Many of us bring our old childhood habits into our relationships. They appear whenever our feelings get hurt and if we haven’t worked though these old patterns, we will use them on our partners. Like blaming them when we get hurt.
I grew up getting mad at the people who hurt me. I know this is not a good way to let people know they hurt you, but I was not trained to do any better. My single mother was overwhelmed trying to manage three rambunctious children and she often just got frustrated and yelled at us.
This is what I saw, so this is what I learned. When things didn’t go my way, I yelled. Of course, when I grew up, I didn’t yell that much, but when I really got my feelings hurt, I did. It took a while to figure out that I was bringing a lot of the chaos into my life by just getting angry.
It’s easy to spot resentment. You can feel its power and its force. Resentment is like a wall of dislike coming at you and you have no way of getting around it.
You know it is there, you wish it would not be, but everything you have done has not made it crumble and it is a mystery to you as to how to dismantle it.
I have worked with many couples that experience this.
Often when our partner does something that we don’t agree with we do something. Some of us get mad at our mate. Others try and reason with their logic. And some of us even blame them for what they are saying, doing, or thinking.

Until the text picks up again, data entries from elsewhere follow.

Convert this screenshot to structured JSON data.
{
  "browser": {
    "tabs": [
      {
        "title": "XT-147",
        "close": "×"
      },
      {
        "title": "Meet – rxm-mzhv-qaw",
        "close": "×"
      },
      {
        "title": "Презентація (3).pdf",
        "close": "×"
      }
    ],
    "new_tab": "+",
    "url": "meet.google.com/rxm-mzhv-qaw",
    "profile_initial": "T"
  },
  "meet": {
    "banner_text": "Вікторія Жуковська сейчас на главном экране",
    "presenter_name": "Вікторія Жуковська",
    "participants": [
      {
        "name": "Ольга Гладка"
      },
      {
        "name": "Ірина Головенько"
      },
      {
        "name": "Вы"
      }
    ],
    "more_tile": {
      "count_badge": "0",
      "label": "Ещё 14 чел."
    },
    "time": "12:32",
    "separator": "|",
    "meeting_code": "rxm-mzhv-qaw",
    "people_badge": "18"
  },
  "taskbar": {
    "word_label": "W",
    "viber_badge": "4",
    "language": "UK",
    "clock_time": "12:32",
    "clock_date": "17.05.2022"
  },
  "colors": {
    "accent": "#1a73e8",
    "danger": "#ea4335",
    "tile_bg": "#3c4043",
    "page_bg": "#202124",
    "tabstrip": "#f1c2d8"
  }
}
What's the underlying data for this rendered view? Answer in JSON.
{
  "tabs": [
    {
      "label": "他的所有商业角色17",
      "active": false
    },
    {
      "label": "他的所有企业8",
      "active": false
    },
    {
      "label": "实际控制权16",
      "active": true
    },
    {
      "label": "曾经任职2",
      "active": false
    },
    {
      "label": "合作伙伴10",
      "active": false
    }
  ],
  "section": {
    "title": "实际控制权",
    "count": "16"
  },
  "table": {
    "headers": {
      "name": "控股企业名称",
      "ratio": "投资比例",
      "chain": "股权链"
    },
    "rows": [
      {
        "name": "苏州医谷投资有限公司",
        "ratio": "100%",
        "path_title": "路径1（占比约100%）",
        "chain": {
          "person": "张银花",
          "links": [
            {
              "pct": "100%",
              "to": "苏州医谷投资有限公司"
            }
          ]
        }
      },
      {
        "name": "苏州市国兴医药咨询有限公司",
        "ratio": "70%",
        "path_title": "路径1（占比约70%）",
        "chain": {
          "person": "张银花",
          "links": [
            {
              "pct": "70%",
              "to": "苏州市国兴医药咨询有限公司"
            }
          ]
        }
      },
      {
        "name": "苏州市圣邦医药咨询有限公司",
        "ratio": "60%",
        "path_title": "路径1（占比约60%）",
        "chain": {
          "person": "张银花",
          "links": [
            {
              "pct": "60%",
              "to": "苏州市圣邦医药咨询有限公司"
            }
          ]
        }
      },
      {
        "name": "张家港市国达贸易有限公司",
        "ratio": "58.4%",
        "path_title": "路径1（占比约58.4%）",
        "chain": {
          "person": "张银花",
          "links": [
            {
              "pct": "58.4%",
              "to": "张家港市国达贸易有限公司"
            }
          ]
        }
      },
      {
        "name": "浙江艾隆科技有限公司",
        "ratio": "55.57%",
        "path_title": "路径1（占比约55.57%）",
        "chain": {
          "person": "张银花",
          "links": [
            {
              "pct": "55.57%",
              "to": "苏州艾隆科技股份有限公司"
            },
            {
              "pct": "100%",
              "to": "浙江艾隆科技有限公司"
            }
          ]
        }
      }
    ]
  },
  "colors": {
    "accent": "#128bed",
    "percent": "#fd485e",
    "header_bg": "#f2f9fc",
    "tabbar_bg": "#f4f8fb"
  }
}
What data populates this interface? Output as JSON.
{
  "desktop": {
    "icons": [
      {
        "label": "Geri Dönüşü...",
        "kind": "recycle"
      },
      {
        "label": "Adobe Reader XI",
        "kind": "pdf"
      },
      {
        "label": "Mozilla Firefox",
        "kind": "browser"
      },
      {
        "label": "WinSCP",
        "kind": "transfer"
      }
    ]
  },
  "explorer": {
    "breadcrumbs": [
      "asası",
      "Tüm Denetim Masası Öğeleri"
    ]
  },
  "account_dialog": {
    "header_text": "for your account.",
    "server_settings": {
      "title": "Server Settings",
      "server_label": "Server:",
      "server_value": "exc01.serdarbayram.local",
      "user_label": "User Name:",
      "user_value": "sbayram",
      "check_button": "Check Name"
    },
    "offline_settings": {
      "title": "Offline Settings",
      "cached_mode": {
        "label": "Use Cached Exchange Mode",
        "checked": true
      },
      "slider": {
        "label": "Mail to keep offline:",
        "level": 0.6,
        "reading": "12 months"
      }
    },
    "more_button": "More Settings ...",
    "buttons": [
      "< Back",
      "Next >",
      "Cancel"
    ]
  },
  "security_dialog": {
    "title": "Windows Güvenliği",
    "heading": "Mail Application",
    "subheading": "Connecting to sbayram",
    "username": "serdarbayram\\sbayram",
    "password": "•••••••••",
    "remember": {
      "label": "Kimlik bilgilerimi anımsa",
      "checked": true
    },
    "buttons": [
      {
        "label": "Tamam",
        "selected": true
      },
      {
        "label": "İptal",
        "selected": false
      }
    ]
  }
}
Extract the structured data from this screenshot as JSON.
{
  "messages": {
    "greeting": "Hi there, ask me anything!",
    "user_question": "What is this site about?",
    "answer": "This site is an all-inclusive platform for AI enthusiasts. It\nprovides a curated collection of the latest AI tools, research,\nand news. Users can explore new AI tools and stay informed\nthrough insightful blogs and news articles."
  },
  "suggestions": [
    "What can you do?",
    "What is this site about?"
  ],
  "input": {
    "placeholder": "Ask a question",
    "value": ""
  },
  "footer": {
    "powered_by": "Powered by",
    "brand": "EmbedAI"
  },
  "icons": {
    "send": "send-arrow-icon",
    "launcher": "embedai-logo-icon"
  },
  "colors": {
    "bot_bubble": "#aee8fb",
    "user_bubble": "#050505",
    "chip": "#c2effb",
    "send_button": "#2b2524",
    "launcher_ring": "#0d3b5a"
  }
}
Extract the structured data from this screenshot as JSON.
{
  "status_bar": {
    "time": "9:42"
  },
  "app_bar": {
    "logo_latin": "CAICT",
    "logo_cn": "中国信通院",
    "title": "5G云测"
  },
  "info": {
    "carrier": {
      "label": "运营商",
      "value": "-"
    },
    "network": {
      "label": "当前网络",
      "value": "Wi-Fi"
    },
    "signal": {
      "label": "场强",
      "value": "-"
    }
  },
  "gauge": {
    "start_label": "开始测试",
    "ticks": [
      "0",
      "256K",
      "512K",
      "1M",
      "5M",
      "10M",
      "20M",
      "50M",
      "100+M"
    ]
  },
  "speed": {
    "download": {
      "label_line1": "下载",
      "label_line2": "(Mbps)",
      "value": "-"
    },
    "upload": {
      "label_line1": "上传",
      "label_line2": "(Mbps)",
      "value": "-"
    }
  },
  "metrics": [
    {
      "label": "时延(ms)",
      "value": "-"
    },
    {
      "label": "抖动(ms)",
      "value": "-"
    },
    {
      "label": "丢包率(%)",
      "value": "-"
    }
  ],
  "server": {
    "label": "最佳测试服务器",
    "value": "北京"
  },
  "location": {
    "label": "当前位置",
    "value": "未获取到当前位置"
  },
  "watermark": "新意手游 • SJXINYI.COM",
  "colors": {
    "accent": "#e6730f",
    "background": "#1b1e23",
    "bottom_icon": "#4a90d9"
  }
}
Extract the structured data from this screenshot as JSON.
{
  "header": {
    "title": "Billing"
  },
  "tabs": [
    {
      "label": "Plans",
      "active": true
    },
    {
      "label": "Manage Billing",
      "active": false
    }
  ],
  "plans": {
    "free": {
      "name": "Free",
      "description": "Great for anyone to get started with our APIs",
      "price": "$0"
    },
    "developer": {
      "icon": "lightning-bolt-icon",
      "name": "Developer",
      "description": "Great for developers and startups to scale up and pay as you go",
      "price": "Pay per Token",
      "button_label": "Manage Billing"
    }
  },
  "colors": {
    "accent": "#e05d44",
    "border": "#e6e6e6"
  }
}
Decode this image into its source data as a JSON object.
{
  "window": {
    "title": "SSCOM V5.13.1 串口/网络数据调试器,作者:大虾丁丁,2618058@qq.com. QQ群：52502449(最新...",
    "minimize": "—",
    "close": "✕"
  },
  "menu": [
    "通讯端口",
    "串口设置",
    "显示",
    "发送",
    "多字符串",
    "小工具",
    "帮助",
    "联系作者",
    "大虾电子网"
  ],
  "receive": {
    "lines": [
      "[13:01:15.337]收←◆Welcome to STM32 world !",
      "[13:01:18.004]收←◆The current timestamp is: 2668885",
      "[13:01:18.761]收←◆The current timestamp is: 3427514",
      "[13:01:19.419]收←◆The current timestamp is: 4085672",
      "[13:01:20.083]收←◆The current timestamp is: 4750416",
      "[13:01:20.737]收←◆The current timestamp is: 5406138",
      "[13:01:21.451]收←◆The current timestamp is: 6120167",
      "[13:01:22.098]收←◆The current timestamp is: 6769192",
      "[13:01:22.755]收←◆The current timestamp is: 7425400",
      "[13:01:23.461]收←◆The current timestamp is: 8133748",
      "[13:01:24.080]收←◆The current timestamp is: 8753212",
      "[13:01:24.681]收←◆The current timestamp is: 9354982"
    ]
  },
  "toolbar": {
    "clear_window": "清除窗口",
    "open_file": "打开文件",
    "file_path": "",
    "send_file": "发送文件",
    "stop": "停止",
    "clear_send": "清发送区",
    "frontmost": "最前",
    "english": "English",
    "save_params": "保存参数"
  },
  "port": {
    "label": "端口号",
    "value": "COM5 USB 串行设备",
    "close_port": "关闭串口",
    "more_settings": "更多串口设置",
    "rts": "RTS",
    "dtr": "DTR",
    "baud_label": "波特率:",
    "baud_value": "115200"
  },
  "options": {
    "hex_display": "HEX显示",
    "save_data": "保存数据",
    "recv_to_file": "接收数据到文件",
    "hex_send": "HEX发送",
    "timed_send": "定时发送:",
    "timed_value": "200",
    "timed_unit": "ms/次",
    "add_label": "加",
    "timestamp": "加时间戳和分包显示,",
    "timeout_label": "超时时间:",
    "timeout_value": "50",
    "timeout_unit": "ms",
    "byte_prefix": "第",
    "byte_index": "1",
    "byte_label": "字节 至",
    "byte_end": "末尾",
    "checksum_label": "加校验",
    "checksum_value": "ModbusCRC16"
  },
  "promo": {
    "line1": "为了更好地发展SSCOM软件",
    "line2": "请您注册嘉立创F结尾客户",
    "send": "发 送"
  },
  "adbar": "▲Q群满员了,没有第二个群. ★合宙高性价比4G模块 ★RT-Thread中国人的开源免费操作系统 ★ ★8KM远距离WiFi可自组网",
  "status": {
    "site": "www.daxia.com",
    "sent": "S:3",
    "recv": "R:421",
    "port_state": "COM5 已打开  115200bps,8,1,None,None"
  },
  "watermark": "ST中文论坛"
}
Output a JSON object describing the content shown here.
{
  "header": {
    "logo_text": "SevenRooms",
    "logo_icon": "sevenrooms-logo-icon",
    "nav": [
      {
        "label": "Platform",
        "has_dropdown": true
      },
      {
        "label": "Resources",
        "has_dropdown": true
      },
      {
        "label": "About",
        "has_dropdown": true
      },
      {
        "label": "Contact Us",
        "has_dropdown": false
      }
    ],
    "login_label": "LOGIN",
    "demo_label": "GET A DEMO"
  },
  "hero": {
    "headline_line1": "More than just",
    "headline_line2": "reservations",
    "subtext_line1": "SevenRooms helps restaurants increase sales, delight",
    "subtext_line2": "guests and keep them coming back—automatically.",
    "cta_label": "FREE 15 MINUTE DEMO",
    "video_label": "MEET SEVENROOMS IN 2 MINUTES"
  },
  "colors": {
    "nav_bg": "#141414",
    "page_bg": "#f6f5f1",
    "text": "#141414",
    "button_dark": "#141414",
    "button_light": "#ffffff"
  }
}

Do you fall into any of these categories? It’s easy to do, in fact if we have one of these habits we usually bring them from childhood. I know in my home when I was a child, all of us argued with each other, and sometimes we yelled our arguments.
It took me a long time to unwind my old habit and build something new, and that is the reason I am writing this article.
All of us in relationships get into misunderstandings. It is common to not thoroughly know what another person thinks and sometimes we end up stepping on our partner because we believe one thing and they believe something else.
But what if one partner gets upset and the other partner tries to get them to understand that their reasons for getting upset are not valid? This can happen in relationships too.
Often in relationships there are two different kinds of people. I have noticed this in the many years I have been counseling couples. One is very clear about how they got their feelings hurt, and the other is likely to keep everything inside.
I see this play out in every couple I have ever counseled. It is very common. The one who emotes, (that’s me), often feels alone in the relationship because their partner doesn’t communicate with them on a deep level.
All of us who fall in love want that love to stay as beautiful as it was in the beginning. This is only natural. When we finally meet our special someone and we feel the amazing connectedness we just want it to last and last and last.
Unfortunately, there is a name for this wonderful time. It’s called the “Honeymoon” period. It’s the time when everything is perfect. You get your person, they get you, there is never a hassle or disagreement, everything is wonderful.
But this time doesn’t last forever. In fact, it probably lasts somewhere between a year or two, depending on the people. This time is designed to meet our special person and that’s about it.
Wondering how to stop blaming others for your feelings? Blame can undermine relationships and impede the love and empathy you crave when feeling hurt. Are you ready to learn where blame comes from, how to end it, and how much richer your relationship might be if you do?
It’s not unusual to describe what happened after an argument occurs. Many of us do this. We think about who said what and how we responded and we explain that what was said was not helpful and we talk about what might have been better and we do this with complete confidence that we see things the way they are.
I have worked with couples where one person is excellent at detailing what went wrong and how those things could be avoided. I listen to the explanations that are extremely detailed and I think to myself, “But how does this help?”